◆ **Web page and app entries**:

------------------------------------

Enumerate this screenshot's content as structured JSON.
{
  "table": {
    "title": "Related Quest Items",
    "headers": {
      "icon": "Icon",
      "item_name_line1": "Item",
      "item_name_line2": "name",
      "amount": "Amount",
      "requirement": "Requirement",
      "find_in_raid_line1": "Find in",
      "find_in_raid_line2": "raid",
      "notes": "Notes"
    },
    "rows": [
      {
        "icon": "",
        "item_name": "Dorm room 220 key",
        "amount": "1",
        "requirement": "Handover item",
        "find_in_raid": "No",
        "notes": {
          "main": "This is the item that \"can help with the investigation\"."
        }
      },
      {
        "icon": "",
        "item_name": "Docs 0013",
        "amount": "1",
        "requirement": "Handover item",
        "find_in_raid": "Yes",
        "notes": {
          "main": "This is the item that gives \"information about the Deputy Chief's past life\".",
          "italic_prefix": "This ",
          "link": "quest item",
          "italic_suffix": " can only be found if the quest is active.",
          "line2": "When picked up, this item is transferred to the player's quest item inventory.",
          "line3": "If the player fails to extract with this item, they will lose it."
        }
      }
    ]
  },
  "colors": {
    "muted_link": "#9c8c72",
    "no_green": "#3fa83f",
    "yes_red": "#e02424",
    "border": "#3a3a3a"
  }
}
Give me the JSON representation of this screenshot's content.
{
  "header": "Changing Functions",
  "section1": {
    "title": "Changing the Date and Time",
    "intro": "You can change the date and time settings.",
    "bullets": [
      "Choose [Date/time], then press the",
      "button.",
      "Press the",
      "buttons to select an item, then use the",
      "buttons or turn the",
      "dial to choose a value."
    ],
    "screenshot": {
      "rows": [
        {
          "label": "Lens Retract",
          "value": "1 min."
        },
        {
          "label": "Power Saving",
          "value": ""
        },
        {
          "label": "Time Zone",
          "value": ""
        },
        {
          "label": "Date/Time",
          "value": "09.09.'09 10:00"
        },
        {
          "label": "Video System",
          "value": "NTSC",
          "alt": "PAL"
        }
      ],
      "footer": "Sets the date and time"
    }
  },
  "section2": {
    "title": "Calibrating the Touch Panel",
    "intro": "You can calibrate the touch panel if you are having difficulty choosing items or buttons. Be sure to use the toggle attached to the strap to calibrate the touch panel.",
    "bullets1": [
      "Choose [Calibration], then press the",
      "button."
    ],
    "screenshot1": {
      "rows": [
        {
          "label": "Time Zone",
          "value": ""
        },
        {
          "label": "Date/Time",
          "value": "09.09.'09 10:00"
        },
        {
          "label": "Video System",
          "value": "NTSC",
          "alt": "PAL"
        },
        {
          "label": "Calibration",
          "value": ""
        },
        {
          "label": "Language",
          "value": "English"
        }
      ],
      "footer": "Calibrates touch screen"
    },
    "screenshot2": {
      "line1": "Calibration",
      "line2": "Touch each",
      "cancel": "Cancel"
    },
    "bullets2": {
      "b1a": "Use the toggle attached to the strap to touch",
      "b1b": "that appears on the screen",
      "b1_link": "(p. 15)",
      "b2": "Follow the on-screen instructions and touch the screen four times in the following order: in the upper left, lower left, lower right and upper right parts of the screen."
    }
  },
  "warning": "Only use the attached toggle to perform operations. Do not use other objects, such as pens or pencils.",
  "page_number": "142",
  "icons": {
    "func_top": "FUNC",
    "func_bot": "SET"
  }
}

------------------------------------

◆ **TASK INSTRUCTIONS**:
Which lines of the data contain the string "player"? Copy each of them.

◆ **RESPONSE TO THIS EXERCISE**:
          "line2": "When picked up, this item is transferred to the player's quest item inventory.",
          "line3": "If the player fails to extract with this item, they will lose it."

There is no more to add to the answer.